Limits the aspect ratio of the bounding box, the ratio of height and length of the bounding box around the contour of the event.
- Range deform:
Limits the deformation.
- Range post x:
Limit the position along channel axis [µm].
- Range post y:
Limit the position lateral in channel [µm].
- Range time:
Limits the event time [s].
- Range x-size:
Limit the bounding box size along the channel axis [µm].
- Range x-size:
Limit the bounding box size perpendicular to the channel axis [µm].
Polygon filters are two-dimensional filters that can be used to specify non-rectangular regions of interest. To create a polygon filter, select the desired measurement (used as a plot template) in the dropdown menu and click New. A new window pops up. Clicking on the plot will generate the points of the polygon filter.

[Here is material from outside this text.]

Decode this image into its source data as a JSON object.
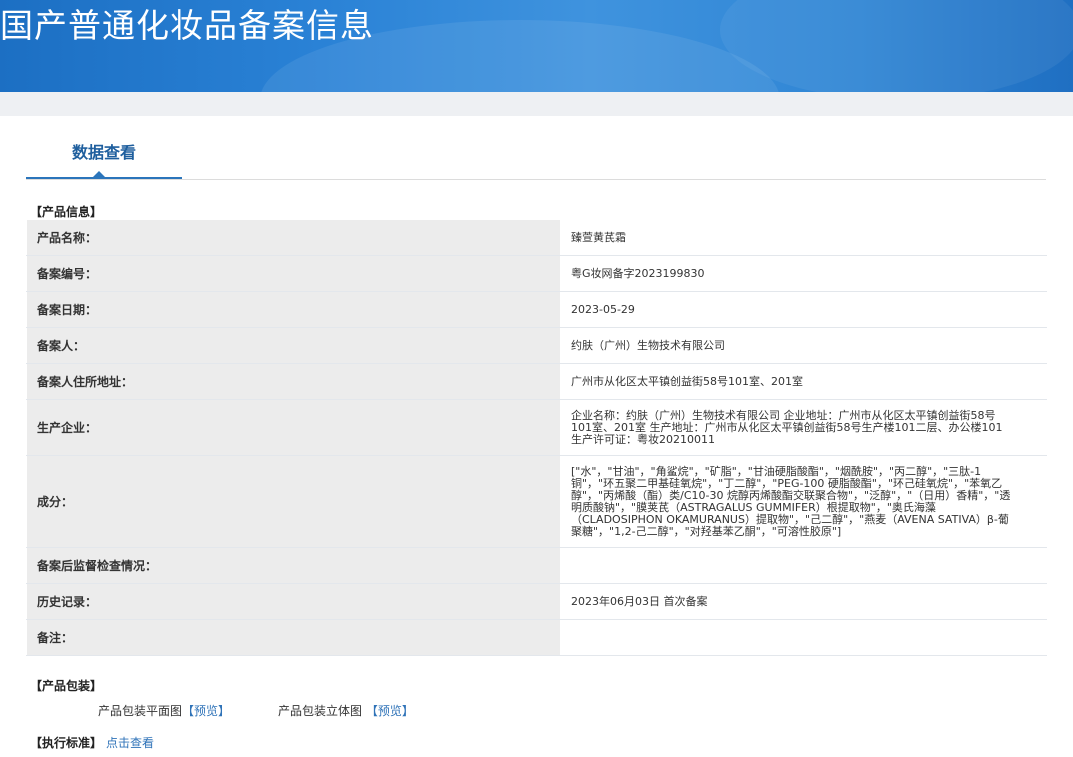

When you are done, press
Enteron the keyboard and close the window. The new polygon filter is then shown in the list. Polygon filters can be applied to all measurements or only to individual measurements. You can see which polygon filters are set for which measurement by selecting each measurement in the dropdown list. In addition, polygon filters can be duplicated, inverted, exported and imported.
Filter hierarchies allow to create a virtual measurement from an existing measurement. All events that are filtered in the original measurement will not show up in its hierarchy child, allowing to perform additional filter operations on hierarchy children. This comes in handy e.g. when different subpopulations in a study need to be distinguished without the noise (e.g. debris) in the original data. Children in hierarchies always update their data according to the filtered event data from their parent, i.e. when the filters of the parent measurement change, the hierarchy child changes as well.
Show statistics of the current analysis. Please note that more comprehensive functionalities are available via the menus Export Data → Computed statistics (*.tsv) and Batch → Statistical summary.
- Regression analysis:
- Perform a regression analysis according to (general) linear mixed effects models. For more information, please see Comparing datasets with LMM as well as the references [Herbig2017] and [Herbig2018]. If you are using this feature in a scientific publication, please consider citing [Herbig2018].
- Change the plotted axes and modify the displayed axis ranges. In addition, several plotting parameters can be modified, including the number of plots, the types of plots shown and the types of isoelasticity lines shown.
- Scatter plot:
- Modify the parameters of the scatter plots.
- Contour plot:
Enable or disable contour plots, modify contour plot parameters, and select the title and color for each scatter plot.
New in version 0.9.2: Contour lines can now be plotted at KDE data quantiles (percentiles/100) instead of at fractions of the overall KDE using the contour level mode option. A contour line at a 0.95 quantile contains 5% of all data points.
The expert mode is available via the menu Preferences → Expert mode. The following options are enabled in expert mode:
Export data in the .rtdc file format. Using .rtdc files instead of .tdms files speeds up the analysis in Shape-Out significantly. However, exporting .tdms files to .rtdc files might be accompanied by data loss (most likely some metadata keys are not converted and included in the resulting .rtdc files). Make sure to keep the original .tdms datasets. You might have to re-generate the .rtdc files to be compatible with future versions of Shape-Out.
Several features are made available for data analysis:
- Convex area [px] (
- Measured area [px] (
- Video frame number (
- Principal inertia ratio of raw contour (
- Absolute tilt of raw contour (
See the dclab documentation for a full list of available features.
- Convex area [px] (